WHAT NEEDS TO BE DONE:
Word for word, repeat the entries, minus the pictures.

PROVIDED DATA:

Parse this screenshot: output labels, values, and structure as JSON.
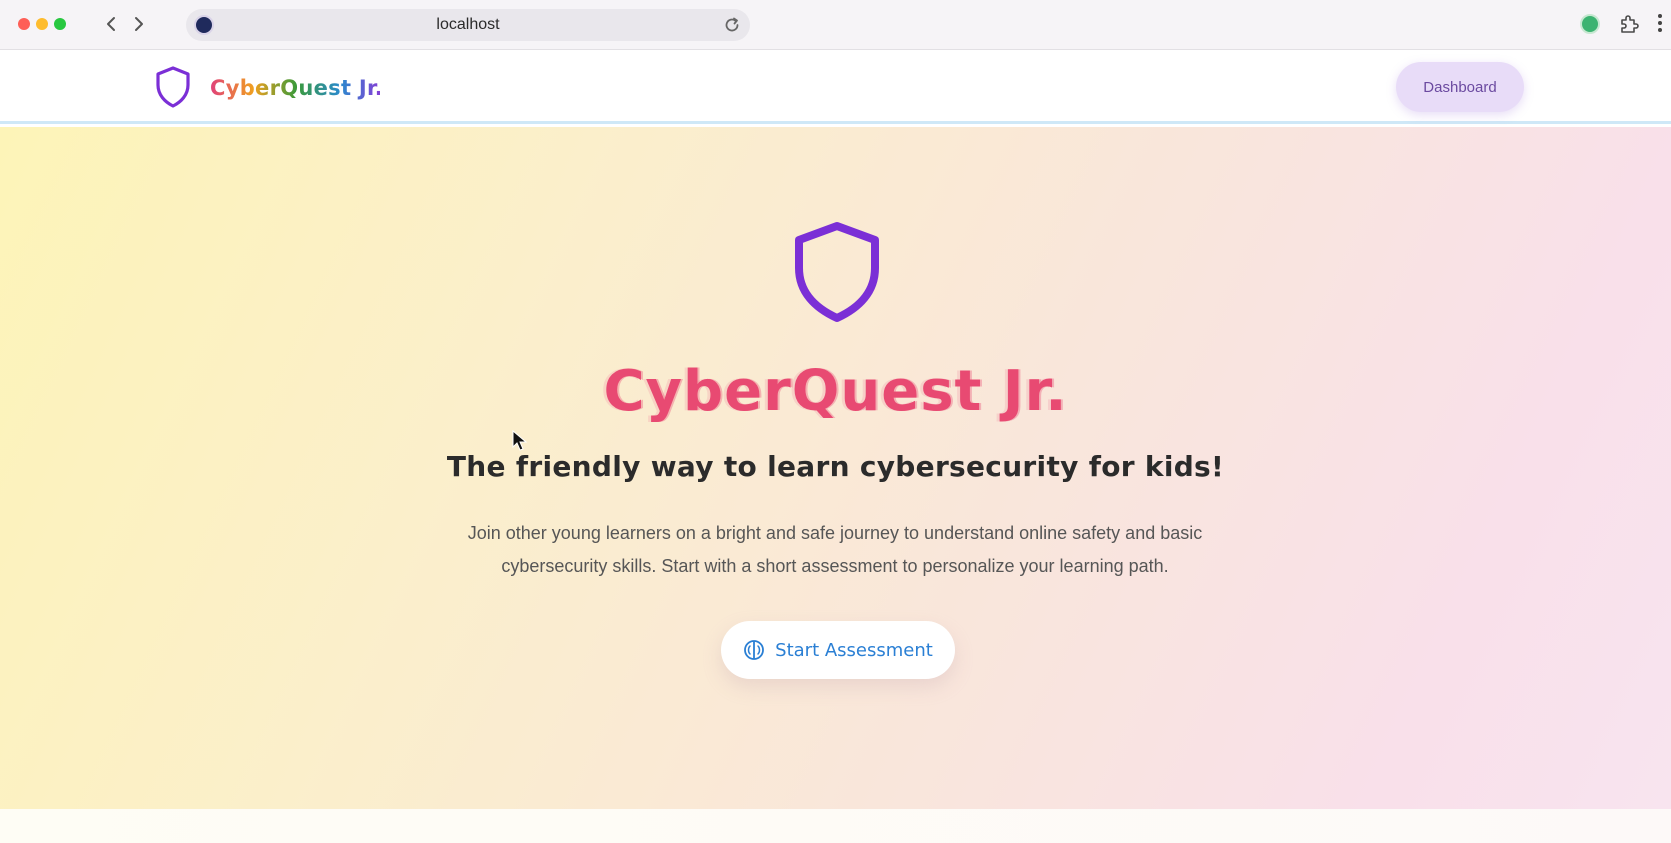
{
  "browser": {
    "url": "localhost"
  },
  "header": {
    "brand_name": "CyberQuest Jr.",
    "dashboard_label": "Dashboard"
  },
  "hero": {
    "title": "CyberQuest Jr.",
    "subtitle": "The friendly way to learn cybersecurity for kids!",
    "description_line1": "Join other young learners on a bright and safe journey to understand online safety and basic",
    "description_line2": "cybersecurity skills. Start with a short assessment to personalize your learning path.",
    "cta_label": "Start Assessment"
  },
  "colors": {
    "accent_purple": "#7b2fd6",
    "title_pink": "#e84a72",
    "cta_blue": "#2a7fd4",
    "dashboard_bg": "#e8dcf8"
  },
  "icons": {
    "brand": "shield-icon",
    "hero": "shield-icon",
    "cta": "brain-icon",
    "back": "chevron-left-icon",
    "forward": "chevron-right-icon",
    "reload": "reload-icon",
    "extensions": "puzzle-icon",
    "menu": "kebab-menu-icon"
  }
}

WRITTEN REPLY:
Parse this screenshot: output labels, values, and structure as JSON.
{
  "browser": {
    "url": "localhost"
  },
  "header": {
    "brand_name": "CyberQuest Jr.",
    "dashboard_label": "Dashboard"
  },
  "hero": {
    "title": "CyberQuest Jr.",
    "subtitle": "The friendly way to learn cybersecurity for kids!",
    "description_line1": "Join other young learners on a bright and safe journey to understand online safety and basic",
    "description_line2": "cybersecurity skills. Start with a short assessment to personalize your learning path.",
    "cta_label": "Start Assessment"
  },
  "colors": {
    "accent_purple": "#7b2fd6",
    "title_pink": "#e84a72",
    "cta_blue": "#2a7fd4",
    "dashboard_bg": "#e8dcf8"
  },
  "icons": {
    "brand": "shield-icon",
    "hero": "shield-icon",
    "cta": "brain-icon",
    "back": "chevron-left-icon",
    "forward": "chevron-right-icon",
    "reload": "reload-icon",
    "extensions": "puzzle-icon",
    "menu": "kebab-menu-icon"
  }
}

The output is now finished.